“I’ve been working at this for so long, since I was a little girl, I’m at a stage where I am professional and I am doing this as a living… so the age and the professional thing comes into play a lot.” Learning under her professional photographer father, Tatjana has been inspired from a young age and has an impressive and extensive portfolio for someone so young.

“There is still a stigma with older clients, they’re like oh you’re young you don’t know what you’re doing.” She has photographed for Australian artists such as Yeo and rapper Tom Gaynor, or better known as Allday. She has toured with the artists, photographing their performances and further adding to her portfolio. “He [Tom] sees that I love my job so much and he’s just incredible, he’s an amazing musician, he loves what he does… That’s why I love the music industry as well, because there are so many young people doing so well, they’re doing what they love and they see that I love what I’m doing.”

 

Tatjana met the Australian rapper last year at the Maroochydore music and arts festival when she sat down to interview Allday’s Dj. “I met Tom at Maroochy music festival last year… I interviewed his DJ, Paulo… Met tom, met a few other really cool people. I was kind of fangirling. I met George Maple… I don’t even know now it was a blur.” When she met the artist, she was one of the head photographers shooting for music magazine Futuremag Music. The magazine captures Australian artists through photography and interviews. Hamilton also began her own magazine in 2016, The Creatives Journal. Similarly, to Futuremag, the journal captured interviews with world class artists.

“I’ve met lots of people through my magazine… and once you meet one person you kinda meet another and then you gain contacts… as a friend of mine said the other day I don’t make contacts I make friends…”. Hamilton’s direct approach to artists for photography jobs is well beyond her years and astounds people when they discover how young she is. Being a part of the industry requires a drive that pushes photographers to consistently go beyond what is comfortable and approach professionals that have colossal fan bases and thousands of followers.

“People think of it in such a sterile environment, ‘oh yeah, I make contacts’… successful photographers and videographers do really well because they treat these people like friends… A lot of it is about hustle, I used to not be about that. I used to be quite timid… If you have that determination a lot of the time they’re kind of like ‘oh, cool she really wants this, I’m gonna give them a chance.”
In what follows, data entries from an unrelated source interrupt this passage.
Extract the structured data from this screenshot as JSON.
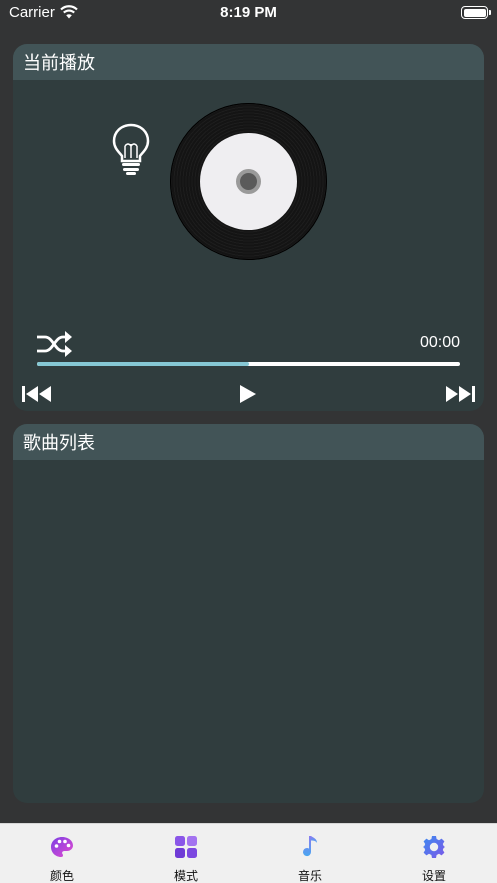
{
  "status_bar": {
    "carrier": "Carrier",
    "time": "8:19 PM"
  },
  "now_playing": {
    "title": "当前播放",
    "elapsed": "00:00",
    "progress_fraction": 0.5
  },
  "song_list": {
    "title": "歌曲列表"
  },
  "tab_bar": {
    "items": [
      {
        "label": "颜色",
        "icon": "palette-icon"
      },
      {
        "label": "模式",
        "icon": "grid-icon"
      },
      {
        "label": "音乐",
        "icon": "music-note-icon"
      },
      {
        "label": "设置",
        "icon": "gear-icon"
      }
    ]
  },
  "colors": {
    "background": "#333435",
    "card": "#303d3e",
    "card_header": "#425457",
    "progress": "#86c8d4"
  }
}
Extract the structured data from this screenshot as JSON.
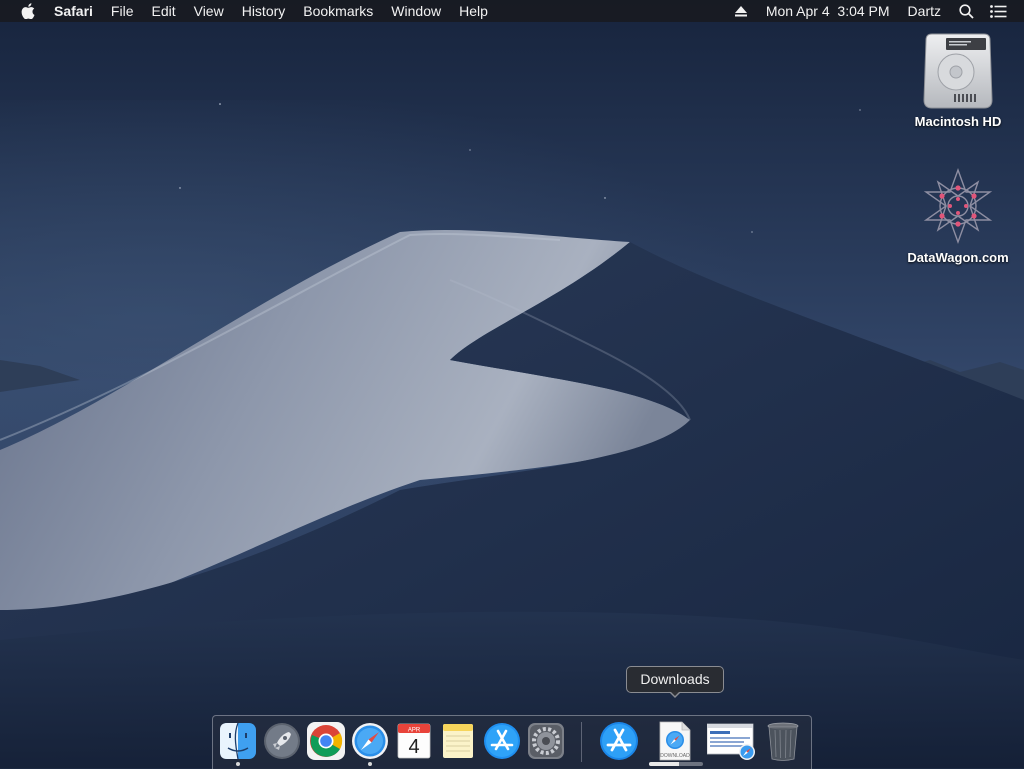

For someone of such a young age, many 19-year-olds find it difficult to approach even strangers to ask a simple question, let alone someone they admire and are a public figure.

“I went on tour with Yeo last year in September and they actually approached me… that was a massive moment in my music photography career especially.” With some photography jobs leading to dead ends, like Hamilton described, working with artists such as Yeo pushed her career forward, opening doors for her that led to people knowing her name as a Brisbane photographer.

“It gave me a lot of credibility… if you have that name behind you then people are like ‘yeah I know that photographer’… I meet photographers and they know who I am, it’s the weirdest thing ever. It’s a good feeling.”

 

Many of Tatjana’s inspiration are local and global photographers. Many of which have varied styles when it comes to their photography. Artists such as Elsa Bleda and Todd Hido, who’s work looks at landscape photography with a lot of night shooting, glimpsing into a lonely and often beautiful night world.

“Its peering into a moment in life at night, she’s just incredible…I love her work [Bleda], I’m trying to implement stuff like that… I don’t want to limit myself to one thing like she does because I feel like I can capture a lot of different things well… I don’t want to do just music or landscape, I want to do all of it. All sorts of photography interest me.”

 

Hamilton’s approach to the way she shoots her images is an explicit description of how photography affects people who appreciate it. Emotion is the key driving force in her work, something that is emotive and powerful. Photography for her isn’t a hobby, its impulsive and an obsession. “Sometimes you look at something and think yeah that would be good, then you look at it again and think yeah I have to take it… If it elicits and emotion from you in any sense… you can take really good photos.”

 

“I really like the idea of one still photo… It’s one moment, still in time and that really stands out to me... there’s something really special about that”